Sarehole Mill was an inspiration for locations and events in J.R.R. Tolkien’s The Lord of the Rings. The mill and the area around it inspired The Shire as well as Sandyman’s Old Mill. Tolkien has written in a letter:
“As for knowing Sarehole Mill, it dominated my childhood. I lived in a small cottage almost immediately beside it, and the old miller of my day and his son were characters of wonder and terror to a small child.”
In the 1960’s Tolkien made a donation to fund its restoration after years of disuse and wear. In 1969, it opened again to the public. Tolkien also has said in regards to The Shire and Sarehole Mill:
“[The Shire] is in fact more or less a Warwickshire village of about the period of the Diamond Jubilee – that is as far away as the Third Age from that depressing and perfectly characterless straggle of houses north of old Oxford, which has not even a postal existence.”
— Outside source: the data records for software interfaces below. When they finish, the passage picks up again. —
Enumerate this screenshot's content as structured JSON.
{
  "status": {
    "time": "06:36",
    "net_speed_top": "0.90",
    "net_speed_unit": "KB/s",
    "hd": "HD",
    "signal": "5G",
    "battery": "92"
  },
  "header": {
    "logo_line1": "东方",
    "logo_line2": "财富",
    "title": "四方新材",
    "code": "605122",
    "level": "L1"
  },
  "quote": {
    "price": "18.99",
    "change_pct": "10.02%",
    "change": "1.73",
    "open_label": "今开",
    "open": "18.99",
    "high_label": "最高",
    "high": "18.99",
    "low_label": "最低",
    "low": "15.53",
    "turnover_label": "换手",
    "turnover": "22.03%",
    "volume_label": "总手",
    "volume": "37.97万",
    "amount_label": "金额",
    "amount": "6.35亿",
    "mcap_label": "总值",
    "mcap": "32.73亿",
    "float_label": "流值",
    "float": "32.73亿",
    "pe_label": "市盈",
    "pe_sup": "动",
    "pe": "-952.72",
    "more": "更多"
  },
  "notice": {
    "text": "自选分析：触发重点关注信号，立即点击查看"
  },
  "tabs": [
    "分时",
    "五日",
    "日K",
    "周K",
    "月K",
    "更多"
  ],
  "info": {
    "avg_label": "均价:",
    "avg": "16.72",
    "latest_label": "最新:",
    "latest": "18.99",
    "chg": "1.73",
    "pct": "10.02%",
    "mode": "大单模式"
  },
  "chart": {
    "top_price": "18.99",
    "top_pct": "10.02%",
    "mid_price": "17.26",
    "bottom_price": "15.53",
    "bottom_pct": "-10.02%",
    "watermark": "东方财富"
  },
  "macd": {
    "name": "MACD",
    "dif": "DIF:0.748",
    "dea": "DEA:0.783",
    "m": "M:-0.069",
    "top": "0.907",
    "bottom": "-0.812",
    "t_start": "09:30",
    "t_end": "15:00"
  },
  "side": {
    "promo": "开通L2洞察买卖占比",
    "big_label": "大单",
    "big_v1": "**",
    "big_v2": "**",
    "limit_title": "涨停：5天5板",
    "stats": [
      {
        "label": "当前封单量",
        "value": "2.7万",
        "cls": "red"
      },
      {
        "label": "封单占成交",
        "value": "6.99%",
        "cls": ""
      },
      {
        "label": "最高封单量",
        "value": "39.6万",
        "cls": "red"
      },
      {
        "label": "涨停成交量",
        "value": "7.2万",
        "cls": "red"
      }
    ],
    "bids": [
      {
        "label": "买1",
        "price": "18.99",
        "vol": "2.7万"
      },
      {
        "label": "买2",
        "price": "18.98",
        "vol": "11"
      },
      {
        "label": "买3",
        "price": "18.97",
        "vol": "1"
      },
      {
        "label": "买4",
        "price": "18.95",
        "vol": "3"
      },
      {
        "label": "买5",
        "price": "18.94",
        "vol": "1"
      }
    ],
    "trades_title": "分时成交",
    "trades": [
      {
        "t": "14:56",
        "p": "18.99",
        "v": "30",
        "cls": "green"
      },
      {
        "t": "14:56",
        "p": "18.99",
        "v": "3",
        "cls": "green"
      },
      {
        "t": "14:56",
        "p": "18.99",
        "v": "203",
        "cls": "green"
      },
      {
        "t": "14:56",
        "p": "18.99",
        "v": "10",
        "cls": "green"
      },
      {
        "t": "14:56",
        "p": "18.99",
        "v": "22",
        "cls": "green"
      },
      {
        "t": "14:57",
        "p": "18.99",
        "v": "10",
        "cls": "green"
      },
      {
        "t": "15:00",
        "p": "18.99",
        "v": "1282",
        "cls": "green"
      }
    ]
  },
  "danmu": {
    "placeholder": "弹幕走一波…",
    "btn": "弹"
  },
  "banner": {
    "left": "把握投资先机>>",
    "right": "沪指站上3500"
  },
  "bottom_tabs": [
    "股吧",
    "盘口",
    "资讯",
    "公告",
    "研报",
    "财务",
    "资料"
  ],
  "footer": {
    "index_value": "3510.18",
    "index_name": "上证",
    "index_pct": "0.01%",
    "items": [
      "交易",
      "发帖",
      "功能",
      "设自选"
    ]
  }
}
The Mill recently got funding by The H.B. Allen Charitable Trust to restore it to full working order. It was originally constructed in the 18th century, so this was no small feat. However, in 2018 flooding damaged the watermill. It now makes an appeal to the public via crowdfunding to make the wheel work again. At the mill, they are able to use the wheel to produce stoneground flour and bake bread on site. This would be available to the locals of the area and visitors.
The fan’s love for The Shire and all of the works of Tolkien has made this a site of significance. If Tolkien had not grown up by that mill, perhaps we wouldn’t have The Shire like we do today or even Hobbits. While preserving this site is great for its cultural impact, in New Zealand, there is also a fully built replica of The Shire from Peter Jackson’s movies that are open to the public.